National Budget Circular 542, issued by the Department of Budget and Management on August 29, 2012, reiterates compliance with Section 93 of the General Appropriations Act of FY2012. Section 93 is the Transparency Seal provision, to wit:
Sec. 93. Transparency Seal. To enhance transparency and enforce accountability, all national government agencies shall maintain a transparency seal on their official websites. The transparency seal shall contain the following information: (i) the agency’s mandates and functions, names of its officials with their position and designation, and contact information; (ii) annual reports, as required under National Budget Circular Nos. 507 and 507-A dated January 31, 2007 and June 12, 2007, respectively, for the last three (3) years; (iii) their respective approved budgets and corresponding targets immediately upon approval of this Act; (iv) major programs and projects categorized in accordance with the five key results areas under E.O. No. 43, s. 2011; (v) the program/projects beneficiaries as identified in the applicable special provisions; (vi) status of implementation and program/project evaluation and/or assessment reports; and (vii) annual procurement plan, contracts awarded and the name of contractors/suppliers/consultants.
The respective heads of the agencies shall be responsible for ensuring compliance with this section.
A Transparency Seal, prominently displayed on the main page of the website of a particular government agency, is a certificate that it has complied with the requirements of Section 93. This Seal links to a page within the agency’s website which contains an index of downloadable items of each of the above-mentioned documents.
A pearl buried inside a tightly-shut shell is practically worthless.

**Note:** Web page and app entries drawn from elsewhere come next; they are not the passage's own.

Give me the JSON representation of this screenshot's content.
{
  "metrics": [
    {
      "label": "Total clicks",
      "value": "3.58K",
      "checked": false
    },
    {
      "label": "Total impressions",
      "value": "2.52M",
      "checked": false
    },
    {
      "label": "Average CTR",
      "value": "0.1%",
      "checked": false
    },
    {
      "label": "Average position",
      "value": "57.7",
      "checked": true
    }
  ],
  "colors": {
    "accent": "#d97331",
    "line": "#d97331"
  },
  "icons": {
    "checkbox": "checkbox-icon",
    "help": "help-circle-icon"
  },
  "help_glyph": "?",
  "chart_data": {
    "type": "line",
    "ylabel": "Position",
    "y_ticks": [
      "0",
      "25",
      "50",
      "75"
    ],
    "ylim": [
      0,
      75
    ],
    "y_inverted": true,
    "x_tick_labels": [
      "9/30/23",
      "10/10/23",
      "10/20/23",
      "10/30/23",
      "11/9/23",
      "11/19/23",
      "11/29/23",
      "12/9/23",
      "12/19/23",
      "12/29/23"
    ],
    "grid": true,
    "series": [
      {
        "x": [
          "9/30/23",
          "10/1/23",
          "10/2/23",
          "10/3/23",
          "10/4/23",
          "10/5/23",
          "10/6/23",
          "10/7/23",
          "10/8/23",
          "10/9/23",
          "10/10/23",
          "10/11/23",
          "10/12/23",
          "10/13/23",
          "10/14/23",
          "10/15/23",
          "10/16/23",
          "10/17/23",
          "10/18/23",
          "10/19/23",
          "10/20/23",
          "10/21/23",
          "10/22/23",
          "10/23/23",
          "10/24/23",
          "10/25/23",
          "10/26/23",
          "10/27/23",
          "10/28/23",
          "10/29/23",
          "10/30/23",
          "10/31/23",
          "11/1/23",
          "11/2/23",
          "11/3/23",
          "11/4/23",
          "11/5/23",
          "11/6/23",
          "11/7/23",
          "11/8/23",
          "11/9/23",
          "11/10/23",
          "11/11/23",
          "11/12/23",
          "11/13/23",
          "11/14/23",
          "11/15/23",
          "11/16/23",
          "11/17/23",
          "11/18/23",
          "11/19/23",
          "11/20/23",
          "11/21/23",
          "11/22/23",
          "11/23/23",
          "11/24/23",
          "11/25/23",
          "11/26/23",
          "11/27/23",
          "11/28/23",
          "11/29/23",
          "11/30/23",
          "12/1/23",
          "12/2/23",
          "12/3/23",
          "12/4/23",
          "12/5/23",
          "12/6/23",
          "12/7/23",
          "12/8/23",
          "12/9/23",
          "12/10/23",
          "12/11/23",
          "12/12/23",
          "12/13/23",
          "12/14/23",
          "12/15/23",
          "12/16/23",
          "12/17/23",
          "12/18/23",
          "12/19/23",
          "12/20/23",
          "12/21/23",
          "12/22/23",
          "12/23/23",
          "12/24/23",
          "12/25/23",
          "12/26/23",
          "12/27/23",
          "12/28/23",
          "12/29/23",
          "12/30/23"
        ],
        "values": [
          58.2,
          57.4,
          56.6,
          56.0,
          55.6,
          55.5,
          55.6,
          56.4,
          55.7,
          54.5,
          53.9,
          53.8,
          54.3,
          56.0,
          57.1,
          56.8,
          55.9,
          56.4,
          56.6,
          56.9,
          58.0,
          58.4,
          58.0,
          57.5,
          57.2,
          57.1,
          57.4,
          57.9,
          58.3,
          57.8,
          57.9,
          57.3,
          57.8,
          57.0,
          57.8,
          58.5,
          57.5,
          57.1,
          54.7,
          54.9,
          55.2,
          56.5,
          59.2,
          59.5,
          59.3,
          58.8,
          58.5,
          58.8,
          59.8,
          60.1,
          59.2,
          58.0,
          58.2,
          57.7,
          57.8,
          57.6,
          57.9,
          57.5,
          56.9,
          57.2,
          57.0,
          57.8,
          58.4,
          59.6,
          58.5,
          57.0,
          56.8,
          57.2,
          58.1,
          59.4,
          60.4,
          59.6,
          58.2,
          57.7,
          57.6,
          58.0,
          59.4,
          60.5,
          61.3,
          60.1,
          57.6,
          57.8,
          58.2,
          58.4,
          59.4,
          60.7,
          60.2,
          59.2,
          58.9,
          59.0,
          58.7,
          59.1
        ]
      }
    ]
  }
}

Government information is a pearl, meant to be shared with the public in order to maximize its inherent value.
The Transparency Seal, depicted by a pearl shining out of an open shell, is a symbol of a policy shift towards openness in access to government information. On the one hand, it hopes to inspire Filipinos in the civil service to be more open to citizen engagement; on the other, to invite the Filipino citizenry to exercise their right to participate in governance.

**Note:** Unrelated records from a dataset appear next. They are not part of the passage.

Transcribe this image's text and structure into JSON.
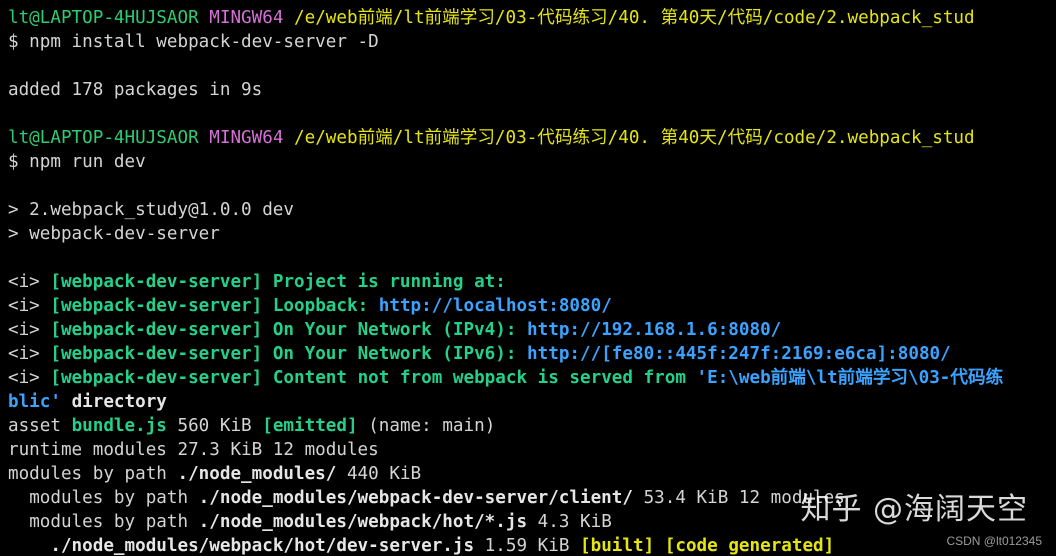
{
  "terminal": {
    "prompt1": {
      "user": "lt@LAPTOP-4HUJSAOR",
      "shell": "MINGW64",
      "path": "/e/web前端/lt前端学习/03-代码练习/40. 第40天/代码/code/2.webpack_stud"
    },
    "cmd1": "$ npm install webpack-dev-server -D",
    "added": "added 178 packages in 9s",
    "prompt2": {
      "user": "lt@LAPTOP-4HUJSAOR",
      "shell": "MINGW64",
      "path": "/e/web前端/lt前端学习/03-代码练习/40. 第40天/代码/code/2.webpack_stud"
    },
    "cmd2": "$ npm run dev",
    "script1": "> 2.webpack_study@1.0.0 dev",
    "script2": "> webpack-dev-server",
    "info_prefix": "<i>",
    "info_tag": "[webpack-dev-server]",
    "info1": "Project is running at:",
    "info2_label": "Loopback:",
    "info2_url": "http://localhost:8080/",
    "info3_label": "On Your Network (IPv4):",
    "info3_url": "http://192.168.1.6:8080/",
    "info4_label": "On Your Network (IPv6):",
    "info4_url": "http://[fe80::445f:247f:2169:e6ca]:8080/",
    "info5_label": "Content not from webpack is served from",
    "info5_path": "'E:\\web前端\\lt前端学习\\03-代码练",
    "wrap_blic": "blic'",
    "wrap_directory": "directory",
    "asset_word": "asset",
    "asset_file": "bundle.js",
    "asset_size": "560 KiB",
    "asset_emitted": "[emitted]",
    "asset_name": "(name: main)",
    "runtime_line": "runtime modules 27.3 KiB 12 modules",
    "mbp_prefix": "modules by path",
    "mbp1_path": "./node_modules/",
    "mbp1_size": "440 KiB",
    "mbp2_path": "./node_modules/webpack-dev-server/client/",
    "mbp2_size": "53.4 KiB 12 modules",
    "mbp3_path": "./node_modules/webpack/hot/*.js",
    "mbp3_size": "4.3 KiB",
    "dev_path": "./node_modules/webpack/hot/dev-server.js",
    "dev_size": "1.59 KiB",
    "dev_built": "[built]",
    "dev_generated": "[code generated]"
  },
  "watermark": "知乎 @海阔天空",
  "credit": "CSDN @lt012345",
  "colors": {
    "background": "#000000",
    "prompt_user": "#2ecc71",
    "prompt_shell": "#d670d6",
    "prompt_path": "#e5e510",
    "info_green": "#23d18b",
    "url_blue": "#3ba3ff"
  }
}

This initiative is envisioned as a step in the right direction towards solidifying the position of the Philippines as the Pearl of the Orient – a shining example for democratic virtue in the region.
I. Agency’s Profile
- Regional Profile
- Agency’s Mandate
- Mission and Vision
- Key Officials
- Organizational Structure
- Citizen’s Charter
II. DBM Approved Budget and Targets
III. Annual Procurement Plan
- FY 2020 | 2020 Mar Emergency Purchase | 2020 Dec Emergency Purchase
- FY 2019 APP-CSE & 2019 APP non-CSE
- FY 2018
IV. Annual Financial Report
- FAR 1: Statement of Statement of Appropriations, Allotments, Obligations, Disbursements and Balances
- FAR 1A: Summary of Appropriations, Allotments, Obligations, Disbursements and Balances by Objects of Expenditures
- FAR 1B: Consolidated List of Allotments and Sub-allotments
- FAR No.4 – Monthly Report of Disbursements
- FY 2019 – Jan | Feb | Mar | Apr | May | Jun | Jul | Aug | Sep | Oct | Nov | Dec
- FY 2018 – Jan | Feb | Mar | Apr | May | Jun | Jul | Aug | Sep | Oct | Nov | Dec
- FY 2017 – Jan | Feb | Mar | Apr | May | Jun | Jul | Aug | Sep | Oct | Nov | Dec
- FY 2016 – Jan | Feb | Mar | Apr | May | Jun | Jul | Aug | Sep | Oct | Nov | Dec
- FAR No.5: Quarterly Report on Revenue and Other Receipts
- BAR No.1: Physical Report of Operations
V. Projects, Programs and Actvities, Beneficiaries, and Status of Implementation
VI. Quality Management System
VII. System of Ranking Delivery Units
IX. Freedom of Information